Deep community is what will keep us from extinction.
3/6 Don’t get goats, they say. Goats are always getting into trouble and eating the orchard, they say. But do they warn you not to leave your goat alone with a synthesizer unless you want her working on her distant but emotionally charged coldwave masterpiece? No. They do not warn you about that at all.
natalie dormer | GQ magazine, april 2014
Jesus in the temple, turning over tables!!
scenes from my dog’s mysterious past
The Shining | 1981, Dir. Stanley Kubrick
The man of the world lives in nuance and by degrees, he lives in a mixture of light and shadow, in confused enchantment or irresolute mediocrity: in the middle. Tragic man lives in the extreme tension between contraries, going from a yes and no confusedly merged back to a yes and a no that are clear and clearly preserved in their opposition. He does not see man as a passable mixture of middling qualities and honest failings, but as an unendurable meeting of extreme grandeur and extreme destitution, an incongruous nothingness in which the two infinites collide.
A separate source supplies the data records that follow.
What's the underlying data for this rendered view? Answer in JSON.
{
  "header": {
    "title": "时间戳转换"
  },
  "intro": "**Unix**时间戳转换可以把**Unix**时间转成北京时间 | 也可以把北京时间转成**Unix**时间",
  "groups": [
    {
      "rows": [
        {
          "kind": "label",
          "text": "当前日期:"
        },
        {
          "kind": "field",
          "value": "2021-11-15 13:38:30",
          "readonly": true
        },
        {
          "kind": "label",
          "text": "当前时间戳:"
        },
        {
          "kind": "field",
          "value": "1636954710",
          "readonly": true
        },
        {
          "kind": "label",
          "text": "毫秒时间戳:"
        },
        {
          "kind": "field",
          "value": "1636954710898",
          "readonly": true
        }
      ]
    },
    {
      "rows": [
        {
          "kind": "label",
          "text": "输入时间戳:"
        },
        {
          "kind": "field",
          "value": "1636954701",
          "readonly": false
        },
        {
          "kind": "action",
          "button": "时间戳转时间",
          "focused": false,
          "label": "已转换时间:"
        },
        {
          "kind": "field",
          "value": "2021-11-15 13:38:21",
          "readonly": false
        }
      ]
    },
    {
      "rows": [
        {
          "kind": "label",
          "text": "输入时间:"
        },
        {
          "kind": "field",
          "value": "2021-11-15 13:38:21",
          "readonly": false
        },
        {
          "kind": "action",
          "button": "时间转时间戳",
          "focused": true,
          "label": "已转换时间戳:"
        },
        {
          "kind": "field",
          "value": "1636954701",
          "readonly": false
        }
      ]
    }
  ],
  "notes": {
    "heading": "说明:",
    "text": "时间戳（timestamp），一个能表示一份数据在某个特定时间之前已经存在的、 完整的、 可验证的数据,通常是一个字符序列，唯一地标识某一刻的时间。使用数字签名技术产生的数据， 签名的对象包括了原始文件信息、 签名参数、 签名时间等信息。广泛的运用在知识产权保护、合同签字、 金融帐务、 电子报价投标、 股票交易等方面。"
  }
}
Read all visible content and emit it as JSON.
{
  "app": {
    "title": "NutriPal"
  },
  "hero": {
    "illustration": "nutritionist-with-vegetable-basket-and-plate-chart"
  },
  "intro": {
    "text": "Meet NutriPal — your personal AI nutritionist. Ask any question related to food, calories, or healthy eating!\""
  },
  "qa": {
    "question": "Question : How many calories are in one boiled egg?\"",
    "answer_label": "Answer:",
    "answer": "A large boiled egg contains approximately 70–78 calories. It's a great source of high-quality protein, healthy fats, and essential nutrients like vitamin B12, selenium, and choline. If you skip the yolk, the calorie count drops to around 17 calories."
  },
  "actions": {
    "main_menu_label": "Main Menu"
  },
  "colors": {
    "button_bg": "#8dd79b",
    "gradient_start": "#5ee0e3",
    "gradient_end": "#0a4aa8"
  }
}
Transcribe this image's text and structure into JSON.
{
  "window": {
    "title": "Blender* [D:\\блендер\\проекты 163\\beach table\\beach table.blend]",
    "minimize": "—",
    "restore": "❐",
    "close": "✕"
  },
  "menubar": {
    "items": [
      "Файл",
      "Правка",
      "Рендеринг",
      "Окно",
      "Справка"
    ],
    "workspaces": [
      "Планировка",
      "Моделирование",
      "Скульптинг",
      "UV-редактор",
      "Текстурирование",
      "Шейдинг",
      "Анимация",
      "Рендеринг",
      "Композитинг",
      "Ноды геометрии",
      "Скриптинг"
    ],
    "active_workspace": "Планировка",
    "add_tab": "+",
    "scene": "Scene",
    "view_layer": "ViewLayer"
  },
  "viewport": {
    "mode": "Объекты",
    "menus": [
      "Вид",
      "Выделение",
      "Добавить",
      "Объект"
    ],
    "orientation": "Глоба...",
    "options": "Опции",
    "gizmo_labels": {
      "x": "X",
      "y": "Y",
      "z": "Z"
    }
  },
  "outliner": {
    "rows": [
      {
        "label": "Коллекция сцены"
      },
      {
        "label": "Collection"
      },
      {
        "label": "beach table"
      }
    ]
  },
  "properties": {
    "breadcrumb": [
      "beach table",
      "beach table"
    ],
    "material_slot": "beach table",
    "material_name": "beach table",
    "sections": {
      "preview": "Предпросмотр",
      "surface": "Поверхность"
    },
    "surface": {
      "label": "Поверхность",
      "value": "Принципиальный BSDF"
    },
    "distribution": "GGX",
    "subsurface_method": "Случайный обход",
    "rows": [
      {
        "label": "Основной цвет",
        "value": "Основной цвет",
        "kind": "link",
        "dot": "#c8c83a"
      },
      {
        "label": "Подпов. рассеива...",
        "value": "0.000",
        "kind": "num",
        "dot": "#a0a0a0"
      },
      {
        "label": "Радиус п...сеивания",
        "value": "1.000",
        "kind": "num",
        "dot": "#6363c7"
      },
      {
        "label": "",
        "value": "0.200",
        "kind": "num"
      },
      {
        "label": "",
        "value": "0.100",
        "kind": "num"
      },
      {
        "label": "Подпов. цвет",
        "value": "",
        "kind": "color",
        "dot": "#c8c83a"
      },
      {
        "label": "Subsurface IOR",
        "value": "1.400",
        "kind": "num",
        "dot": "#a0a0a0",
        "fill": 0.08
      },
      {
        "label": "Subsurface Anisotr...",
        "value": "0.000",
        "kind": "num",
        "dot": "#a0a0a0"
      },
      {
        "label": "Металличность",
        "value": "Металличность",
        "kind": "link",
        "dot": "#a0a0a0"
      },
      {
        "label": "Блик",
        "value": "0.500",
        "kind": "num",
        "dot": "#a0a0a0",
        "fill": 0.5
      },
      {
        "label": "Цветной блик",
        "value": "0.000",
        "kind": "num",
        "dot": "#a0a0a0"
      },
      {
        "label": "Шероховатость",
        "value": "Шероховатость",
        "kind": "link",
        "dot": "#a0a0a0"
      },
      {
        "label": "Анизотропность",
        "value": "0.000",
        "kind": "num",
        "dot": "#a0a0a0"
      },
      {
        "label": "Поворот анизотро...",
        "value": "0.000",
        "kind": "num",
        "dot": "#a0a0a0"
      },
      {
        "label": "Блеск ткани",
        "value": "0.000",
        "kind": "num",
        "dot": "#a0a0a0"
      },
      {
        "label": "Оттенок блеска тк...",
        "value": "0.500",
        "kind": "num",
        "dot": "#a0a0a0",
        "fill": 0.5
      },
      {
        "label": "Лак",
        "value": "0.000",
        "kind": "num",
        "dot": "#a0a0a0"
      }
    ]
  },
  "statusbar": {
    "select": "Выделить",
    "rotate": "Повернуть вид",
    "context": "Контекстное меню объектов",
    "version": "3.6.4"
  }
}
But how does man become tragic man? And what does he gain by it? What he loses is evident: ease, forgetfulness, tranquil malaise, dull pleasures, a tender inconstancy, and an almost agreeable nausea, neither truth nor lies, but the illusion of both—a mystified life that some might charge is not a life, but that is a life of appearances one will do anything not to lose. But tragic man is one whose existence has suddenly become transformed: from a play of light and shadow it has become both an exigency of absolute clarity and an encounter with heavy darkness, the summons to a true speech and the trial of an infinitely silent space. Finally, it has become the presence of a world incapable of justice and offering only derisory compromise when it is the absolute, and the absolute alone, that is required: hence an uninhabitable world in which one is obliged to dwell. For tragic man, everything has instantly hardened, everything is the face to face of incompatibilities.